::: Available data :::

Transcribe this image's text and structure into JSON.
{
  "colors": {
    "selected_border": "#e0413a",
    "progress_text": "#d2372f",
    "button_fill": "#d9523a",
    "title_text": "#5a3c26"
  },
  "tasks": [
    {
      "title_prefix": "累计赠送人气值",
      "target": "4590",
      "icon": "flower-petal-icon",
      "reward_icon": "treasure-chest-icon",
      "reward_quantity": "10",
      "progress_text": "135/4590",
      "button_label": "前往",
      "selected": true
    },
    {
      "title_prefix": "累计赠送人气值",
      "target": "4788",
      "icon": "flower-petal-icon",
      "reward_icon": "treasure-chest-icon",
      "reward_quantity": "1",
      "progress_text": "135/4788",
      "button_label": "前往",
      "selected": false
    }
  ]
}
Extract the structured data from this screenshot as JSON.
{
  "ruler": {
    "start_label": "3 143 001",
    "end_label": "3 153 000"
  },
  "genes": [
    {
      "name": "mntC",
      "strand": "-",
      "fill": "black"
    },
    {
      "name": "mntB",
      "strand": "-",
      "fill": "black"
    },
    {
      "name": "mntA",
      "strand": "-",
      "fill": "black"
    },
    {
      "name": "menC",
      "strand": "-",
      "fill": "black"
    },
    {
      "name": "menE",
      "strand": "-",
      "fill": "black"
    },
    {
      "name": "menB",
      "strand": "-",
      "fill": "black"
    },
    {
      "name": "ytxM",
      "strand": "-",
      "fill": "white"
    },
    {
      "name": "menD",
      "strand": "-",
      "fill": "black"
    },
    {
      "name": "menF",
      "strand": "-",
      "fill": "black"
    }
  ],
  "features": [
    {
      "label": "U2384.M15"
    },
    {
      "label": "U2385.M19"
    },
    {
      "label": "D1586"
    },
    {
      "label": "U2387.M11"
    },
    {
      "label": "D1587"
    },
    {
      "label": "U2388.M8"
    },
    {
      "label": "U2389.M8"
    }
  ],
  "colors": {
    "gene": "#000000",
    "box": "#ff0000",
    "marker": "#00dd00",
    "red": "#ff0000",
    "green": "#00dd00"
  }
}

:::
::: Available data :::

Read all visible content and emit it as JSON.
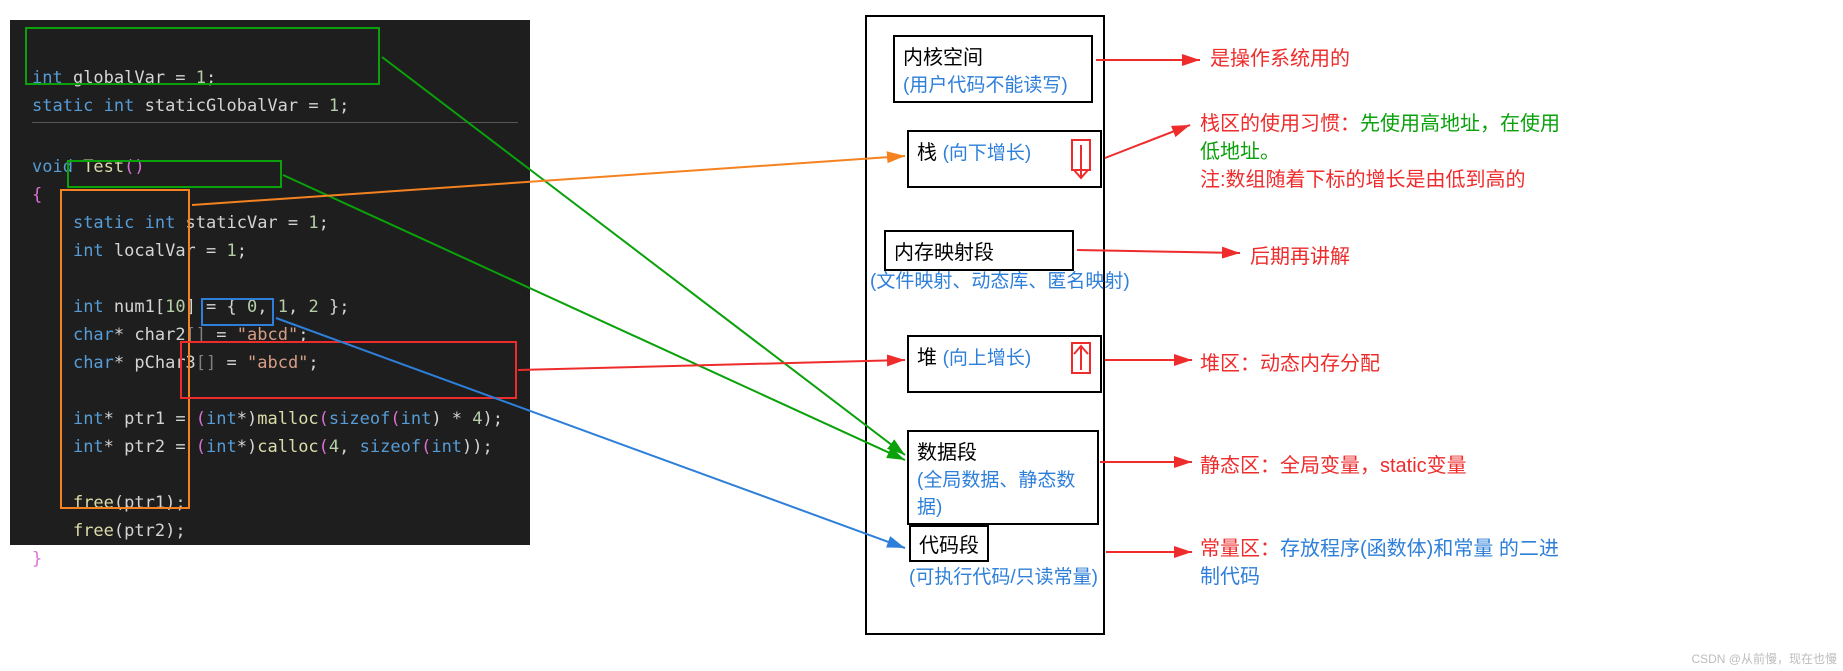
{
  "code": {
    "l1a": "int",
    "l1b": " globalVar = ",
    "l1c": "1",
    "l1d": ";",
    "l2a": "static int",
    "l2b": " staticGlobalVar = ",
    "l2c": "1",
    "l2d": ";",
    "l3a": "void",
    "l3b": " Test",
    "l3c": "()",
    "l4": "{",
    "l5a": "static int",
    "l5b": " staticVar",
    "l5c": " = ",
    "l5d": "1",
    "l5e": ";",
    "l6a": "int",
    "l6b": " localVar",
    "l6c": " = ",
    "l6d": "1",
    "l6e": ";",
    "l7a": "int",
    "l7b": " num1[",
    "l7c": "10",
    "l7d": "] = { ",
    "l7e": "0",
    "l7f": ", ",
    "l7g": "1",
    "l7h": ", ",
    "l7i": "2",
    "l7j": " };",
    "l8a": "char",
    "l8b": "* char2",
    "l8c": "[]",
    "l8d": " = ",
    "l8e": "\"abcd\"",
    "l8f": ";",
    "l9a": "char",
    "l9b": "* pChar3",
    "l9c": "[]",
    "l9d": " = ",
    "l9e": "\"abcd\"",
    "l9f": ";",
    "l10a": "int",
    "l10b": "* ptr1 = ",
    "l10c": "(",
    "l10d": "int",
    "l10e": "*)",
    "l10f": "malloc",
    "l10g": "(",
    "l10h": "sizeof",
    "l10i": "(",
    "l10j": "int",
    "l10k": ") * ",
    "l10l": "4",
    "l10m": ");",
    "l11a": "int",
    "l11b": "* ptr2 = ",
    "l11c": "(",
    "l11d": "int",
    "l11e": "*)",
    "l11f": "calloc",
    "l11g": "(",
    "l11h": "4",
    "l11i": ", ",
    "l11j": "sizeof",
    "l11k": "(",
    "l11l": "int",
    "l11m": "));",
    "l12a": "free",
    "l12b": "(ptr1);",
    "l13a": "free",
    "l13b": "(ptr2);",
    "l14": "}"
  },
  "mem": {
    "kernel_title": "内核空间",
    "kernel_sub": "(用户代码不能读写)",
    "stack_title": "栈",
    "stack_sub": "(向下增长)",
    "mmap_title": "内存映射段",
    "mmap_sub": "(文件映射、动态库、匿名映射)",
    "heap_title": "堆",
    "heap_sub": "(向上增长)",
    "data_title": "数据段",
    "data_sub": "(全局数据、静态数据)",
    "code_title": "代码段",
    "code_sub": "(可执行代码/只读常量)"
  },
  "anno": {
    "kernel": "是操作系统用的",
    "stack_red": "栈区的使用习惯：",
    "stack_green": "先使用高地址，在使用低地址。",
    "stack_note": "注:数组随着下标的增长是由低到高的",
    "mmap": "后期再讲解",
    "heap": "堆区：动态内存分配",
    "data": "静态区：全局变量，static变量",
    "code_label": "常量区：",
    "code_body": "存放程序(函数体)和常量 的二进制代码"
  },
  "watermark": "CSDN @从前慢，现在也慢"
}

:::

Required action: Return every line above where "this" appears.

Answer box:
Transcribe this image's text and structure into JSON.
Extract the structured data from this screenshot as JSON.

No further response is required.